For the last eight years, Canadians have purchased books through Amazon’s Canadian website, Amazon.ca, which employs third-party contractors to ship orders from the United States to Canadian customers. But this month the company decided to create a distribution center in the country, thus setting off independent booksellers.
“If they’re allowed to do this, it could open the doors to others. We could see Barnes & Noble and Borders in Canada,” said Stephen Cribar, president of the Canadian Booksellers Association.[more]

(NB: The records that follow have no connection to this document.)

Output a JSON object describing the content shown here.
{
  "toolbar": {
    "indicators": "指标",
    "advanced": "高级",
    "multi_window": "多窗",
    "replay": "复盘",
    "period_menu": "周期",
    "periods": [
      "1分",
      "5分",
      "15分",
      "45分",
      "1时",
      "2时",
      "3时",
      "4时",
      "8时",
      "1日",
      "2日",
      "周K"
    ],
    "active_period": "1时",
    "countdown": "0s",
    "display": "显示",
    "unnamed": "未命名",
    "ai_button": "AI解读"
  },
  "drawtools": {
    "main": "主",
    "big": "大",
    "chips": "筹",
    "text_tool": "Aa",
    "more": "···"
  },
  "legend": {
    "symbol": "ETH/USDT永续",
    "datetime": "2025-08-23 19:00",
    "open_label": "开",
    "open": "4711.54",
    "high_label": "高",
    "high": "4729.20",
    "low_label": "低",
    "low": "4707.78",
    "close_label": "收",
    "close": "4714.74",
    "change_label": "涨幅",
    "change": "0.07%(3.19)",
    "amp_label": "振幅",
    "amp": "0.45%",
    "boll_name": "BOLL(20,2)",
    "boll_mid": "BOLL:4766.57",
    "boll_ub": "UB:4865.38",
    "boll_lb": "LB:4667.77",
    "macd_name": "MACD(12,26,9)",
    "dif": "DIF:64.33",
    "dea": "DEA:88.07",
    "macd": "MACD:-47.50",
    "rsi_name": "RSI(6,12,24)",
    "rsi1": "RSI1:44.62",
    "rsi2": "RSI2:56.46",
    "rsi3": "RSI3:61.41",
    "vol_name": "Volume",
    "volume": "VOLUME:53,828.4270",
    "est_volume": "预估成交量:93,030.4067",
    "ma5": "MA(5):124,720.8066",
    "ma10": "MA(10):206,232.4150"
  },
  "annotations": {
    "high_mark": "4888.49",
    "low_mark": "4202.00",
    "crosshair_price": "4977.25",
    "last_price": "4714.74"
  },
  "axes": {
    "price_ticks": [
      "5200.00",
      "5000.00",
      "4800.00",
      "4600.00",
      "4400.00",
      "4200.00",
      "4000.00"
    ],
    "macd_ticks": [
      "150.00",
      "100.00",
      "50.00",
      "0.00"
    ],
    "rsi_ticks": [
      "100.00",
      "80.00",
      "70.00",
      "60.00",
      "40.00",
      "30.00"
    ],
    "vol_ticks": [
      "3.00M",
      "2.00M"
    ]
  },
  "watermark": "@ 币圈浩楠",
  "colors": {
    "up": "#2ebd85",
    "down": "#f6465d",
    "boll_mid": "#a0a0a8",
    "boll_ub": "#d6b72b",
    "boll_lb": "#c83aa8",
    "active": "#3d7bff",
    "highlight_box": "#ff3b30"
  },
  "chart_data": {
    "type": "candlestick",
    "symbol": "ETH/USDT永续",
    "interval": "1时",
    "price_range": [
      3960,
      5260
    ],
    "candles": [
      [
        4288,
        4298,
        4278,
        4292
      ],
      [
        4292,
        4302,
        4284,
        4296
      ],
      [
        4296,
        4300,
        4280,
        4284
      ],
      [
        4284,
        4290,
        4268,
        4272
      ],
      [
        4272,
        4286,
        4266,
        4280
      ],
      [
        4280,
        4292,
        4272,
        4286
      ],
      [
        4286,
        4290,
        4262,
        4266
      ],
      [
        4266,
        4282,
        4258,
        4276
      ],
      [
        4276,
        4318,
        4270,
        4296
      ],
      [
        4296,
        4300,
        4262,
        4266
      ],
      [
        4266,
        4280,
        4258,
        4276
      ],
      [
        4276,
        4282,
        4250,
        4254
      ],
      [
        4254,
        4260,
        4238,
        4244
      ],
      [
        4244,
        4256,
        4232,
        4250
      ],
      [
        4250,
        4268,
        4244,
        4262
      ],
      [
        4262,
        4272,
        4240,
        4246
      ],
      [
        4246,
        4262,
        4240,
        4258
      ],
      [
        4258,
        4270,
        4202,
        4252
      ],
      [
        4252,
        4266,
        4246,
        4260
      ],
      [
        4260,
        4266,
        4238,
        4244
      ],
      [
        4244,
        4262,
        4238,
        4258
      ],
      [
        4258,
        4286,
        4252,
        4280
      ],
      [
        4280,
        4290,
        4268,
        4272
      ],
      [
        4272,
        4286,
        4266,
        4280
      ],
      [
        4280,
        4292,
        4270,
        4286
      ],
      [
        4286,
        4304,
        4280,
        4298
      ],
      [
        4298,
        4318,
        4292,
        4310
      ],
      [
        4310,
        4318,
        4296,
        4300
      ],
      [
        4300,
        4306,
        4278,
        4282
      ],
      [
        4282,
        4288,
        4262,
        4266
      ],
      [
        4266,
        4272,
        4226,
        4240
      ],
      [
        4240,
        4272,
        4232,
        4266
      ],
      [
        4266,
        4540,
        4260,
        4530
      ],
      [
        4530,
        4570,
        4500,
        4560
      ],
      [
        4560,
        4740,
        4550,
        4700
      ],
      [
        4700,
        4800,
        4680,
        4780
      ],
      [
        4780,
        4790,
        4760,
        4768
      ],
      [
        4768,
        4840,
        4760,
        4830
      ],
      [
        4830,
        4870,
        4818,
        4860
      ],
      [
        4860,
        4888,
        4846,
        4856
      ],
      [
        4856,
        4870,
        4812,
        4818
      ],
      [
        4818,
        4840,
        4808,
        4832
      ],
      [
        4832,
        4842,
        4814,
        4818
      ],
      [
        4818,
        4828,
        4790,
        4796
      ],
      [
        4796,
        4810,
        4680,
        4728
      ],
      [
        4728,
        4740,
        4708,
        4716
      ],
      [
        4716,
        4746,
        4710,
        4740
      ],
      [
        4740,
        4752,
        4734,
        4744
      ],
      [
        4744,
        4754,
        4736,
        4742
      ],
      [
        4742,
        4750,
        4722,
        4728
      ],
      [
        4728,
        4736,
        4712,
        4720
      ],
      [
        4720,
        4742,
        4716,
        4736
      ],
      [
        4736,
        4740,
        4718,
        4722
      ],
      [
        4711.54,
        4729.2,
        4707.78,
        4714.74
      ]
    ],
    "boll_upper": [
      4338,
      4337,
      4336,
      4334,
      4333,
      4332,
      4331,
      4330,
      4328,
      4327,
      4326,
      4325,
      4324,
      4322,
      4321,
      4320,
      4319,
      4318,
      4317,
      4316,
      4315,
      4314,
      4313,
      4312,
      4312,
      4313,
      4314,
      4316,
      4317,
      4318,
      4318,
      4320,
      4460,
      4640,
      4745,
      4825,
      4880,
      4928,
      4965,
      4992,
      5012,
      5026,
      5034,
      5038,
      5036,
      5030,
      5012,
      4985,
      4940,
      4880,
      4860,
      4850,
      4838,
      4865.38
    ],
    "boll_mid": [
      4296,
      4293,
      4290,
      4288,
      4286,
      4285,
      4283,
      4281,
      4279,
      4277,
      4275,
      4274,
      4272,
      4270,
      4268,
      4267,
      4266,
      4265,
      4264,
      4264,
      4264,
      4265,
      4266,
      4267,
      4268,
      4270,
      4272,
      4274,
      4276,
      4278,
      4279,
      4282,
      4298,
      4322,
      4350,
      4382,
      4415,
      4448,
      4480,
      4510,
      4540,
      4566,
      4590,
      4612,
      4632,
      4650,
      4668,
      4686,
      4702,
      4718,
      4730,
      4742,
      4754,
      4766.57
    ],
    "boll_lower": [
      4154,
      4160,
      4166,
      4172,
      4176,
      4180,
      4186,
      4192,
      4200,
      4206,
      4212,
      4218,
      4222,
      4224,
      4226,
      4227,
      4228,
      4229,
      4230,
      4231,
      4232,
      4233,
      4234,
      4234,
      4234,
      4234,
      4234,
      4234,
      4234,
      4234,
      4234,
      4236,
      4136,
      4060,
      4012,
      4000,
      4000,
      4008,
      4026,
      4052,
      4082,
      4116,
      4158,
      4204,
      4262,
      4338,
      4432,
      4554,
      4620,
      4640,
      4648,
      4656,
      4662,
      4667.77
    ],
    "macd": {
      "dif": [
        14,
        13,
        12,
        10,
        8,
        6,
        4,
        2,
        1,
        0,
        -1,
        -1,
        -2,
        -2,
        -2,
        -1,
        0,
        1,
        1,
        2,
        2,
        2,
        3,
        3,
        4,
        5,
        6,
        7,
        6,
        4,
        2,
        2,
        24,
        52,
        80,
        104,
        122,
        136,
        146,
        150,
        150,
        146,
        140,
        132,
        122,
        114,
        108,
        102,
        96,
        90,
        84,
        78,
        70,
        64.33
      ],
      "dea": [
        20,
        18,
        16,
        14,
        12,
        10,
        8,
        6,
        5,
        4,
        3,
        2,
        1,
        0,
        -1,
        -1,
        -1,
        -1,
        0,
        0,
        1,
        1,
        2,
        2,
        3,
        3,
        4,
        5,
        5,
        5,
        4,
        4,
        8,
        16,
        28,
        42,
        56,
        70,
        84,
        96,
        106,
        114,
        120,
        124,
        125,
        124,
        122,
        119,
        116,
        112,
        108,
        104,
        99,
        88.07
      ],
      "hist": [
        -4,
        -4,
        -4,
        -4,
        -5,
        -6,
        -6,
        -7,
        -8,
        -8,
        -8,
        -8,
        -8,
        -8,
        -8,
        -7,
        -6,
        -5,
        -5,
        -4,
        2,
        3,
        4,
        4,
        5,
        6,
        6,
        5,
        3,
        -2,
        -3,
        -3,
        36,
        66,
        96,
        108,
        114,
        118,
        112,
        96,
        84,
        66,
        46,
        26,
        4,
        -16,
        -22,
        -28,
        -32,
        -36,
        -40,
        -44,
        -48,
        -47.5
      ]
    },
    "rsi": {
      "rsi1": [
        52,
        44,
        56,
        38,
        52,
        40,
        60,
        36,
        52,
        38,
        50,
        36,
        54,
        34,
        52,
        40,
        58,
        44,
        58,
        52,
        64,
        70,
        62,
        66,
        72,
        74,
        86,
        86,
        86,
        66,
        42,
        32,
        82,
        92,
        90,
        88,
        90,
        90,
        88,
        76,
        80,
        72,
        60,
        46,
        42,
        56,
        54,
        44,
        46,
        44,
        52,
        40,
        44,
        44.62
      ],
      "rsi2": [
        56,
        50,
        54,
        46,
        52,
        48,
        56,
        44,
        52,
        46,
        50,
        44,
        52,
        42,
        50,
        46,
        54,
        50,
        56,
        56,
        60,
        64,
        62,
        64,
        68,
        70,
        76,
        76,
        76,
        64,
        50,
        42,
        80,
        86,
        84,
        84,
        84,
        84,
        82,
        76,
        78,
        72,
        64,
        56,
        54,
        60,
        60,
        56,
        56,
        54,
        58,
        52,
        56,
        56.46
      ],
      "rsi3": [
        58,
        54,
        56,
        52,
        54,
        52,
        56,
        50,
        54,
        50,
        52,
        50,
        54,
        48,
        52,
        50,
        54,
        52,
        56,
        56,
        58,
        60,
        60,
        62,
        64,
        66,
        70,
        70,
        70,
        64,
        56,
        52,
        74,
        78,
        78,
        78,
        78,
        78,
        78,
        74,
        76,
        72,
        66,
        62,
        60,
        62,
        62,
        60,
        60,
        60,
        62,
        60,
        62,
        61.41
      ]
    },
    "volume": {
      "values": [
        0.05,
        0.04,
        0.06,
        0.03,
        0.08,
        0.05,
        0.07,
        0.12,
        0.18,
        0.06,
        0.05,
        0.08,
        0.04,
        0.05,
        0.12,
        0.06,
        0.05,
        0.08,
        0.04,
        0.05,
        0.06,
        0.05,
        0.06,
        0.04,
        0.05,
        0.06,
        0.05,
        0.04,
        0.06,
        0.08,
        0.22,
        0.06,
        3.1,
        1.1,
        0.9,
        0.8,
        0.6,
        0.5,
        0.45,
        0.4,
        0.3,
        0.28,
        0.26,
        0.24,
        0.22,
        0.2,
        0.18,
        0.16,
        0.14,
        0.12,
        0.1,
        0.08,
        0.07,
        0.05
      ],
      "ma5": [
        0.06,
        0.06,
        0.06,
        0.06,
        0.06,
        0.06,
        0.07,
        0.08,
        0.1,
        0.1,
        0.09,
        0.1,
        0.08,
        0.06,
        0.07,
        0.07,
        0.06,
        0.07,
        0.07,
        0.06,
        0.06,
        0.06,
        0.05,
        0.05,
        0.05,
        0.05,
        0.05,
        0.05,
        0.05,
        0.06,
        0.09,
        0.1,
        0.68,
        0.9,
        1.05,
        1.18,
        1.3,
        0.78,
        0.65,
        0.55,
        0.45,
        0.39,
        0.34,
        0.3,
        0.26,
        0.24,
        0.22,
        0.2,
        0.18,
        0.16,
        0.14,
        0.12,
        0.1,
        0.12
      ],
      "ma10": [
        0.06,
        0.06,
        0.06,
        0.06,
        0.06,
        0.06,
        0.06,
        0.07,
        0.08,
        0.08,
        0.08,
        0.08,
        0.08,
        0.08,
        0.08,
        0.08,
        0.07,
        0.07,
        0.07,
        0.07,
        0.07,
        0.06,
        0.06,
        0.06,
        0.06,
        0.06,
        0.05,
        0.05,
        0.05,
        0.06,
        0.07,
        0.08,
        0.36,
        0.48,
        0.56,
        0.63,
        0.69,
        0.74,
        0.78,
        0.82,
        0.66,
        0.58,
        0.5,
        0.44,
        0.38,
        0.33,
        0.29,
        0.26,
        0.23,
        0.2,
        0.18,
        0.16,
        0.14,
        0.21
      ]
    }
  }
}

Amazon argues that by selling Canadian books in 170 countries it is promoting local work and talent across the world. To operate in the Canada, Amazon has to receive permission from Canada’s heritage ministry. The Canadian government will assess whether the move will break tough cultural protection rules, which are designed to prevent American influences from overpowering Canada’s culture.
In 2002, the Booksellers Association failed in its attempt to block Amazon from having an online presence in Canada. Ottawa ruled that the Investment Canada Act, which is designed to promote economic growth in Canada, didn’t apply to Amazon.com as long as it had no bricks-and-mortar retail presence in the country.
However, considering that Wal-Mart now has more than 200 stores in Canada, chances are that Amazon will not be blocked from having a presence.